WORK TASK
The response should hold each line from the entries below where "left" is found.
Start of EXTRACTED RECORDS
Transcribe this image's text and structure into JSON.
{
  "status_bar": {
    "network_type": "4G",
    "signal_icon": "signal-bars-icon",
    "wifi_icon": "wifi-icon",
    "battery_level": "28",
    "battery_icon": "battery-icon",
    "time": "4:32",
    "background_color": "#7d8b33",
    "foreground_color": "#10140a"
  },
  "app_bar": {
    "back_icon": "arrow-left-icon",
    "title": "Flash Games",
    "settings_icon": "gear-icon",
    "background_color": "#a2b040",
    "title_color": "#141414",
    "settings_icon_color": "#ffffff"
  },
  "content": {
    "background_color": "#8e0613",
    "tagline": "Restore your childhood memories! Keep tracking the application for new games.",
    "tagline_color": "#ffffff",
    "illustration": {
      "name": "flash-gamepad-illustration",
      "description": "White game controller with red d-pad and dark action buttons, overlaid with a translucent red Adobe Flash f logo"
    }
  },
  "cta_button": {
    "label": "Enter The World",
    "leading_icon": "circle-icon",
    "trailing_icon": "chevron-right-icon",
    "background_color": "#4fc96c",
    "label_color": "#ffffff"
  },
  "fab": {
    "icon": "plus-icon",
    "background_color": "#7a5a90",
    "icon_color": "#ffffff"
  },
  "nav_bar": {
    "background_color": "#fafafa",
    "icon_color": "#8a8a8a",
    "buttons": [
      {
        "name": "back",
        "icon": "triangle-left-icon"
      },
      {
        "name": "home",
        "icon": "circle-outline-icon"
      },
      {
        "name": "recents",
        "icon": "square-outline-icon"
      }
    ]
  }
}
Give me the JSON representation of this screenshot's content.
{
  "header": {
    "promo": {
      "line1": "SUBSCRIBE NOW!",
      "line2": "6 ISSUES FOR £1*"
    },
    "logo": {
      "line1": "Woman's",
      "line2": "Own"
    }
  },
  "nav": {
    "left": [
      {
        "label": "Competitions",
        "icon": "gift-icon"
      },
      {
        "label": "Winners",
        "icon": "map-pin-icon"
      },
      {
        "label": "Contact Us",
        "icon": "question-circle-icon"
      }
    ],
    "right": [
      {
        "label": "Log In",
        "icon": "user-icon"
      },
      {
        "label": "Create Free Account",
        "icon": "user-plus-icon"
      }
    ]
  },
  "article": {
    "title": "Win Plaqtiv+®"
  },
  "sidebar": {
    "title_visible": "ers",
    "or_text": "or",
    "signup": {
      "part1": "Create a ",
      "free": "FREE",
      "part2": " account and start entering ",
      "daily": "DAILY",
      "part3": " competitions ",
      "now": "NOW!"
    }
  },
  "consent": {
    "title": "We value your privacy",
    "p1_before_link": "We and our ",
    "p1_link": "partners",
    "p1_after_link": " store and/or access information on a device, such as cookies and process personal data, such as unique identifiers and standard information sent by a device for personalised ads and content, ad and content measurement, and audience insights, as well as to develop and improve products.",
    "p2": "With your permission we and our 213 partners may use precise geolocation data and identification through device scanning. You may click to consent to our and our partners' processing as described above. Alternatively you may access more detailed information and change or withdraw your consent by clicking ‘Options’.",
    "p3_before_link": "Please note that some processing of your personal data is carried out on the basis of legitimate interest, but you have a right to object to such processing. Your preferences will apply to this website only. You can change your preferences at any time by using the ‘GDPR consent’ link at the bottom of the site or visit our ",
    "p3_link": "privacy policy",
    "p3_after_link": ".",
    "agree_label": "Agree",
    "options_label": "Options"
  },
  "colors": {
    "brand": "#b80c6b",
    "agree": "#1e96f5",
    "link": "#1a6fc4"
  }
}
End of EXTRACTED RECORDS
ANSWER AREA
    "back_icon": "arrow-left-icon",
        "icon": "triangle-left-icon"
    "left": [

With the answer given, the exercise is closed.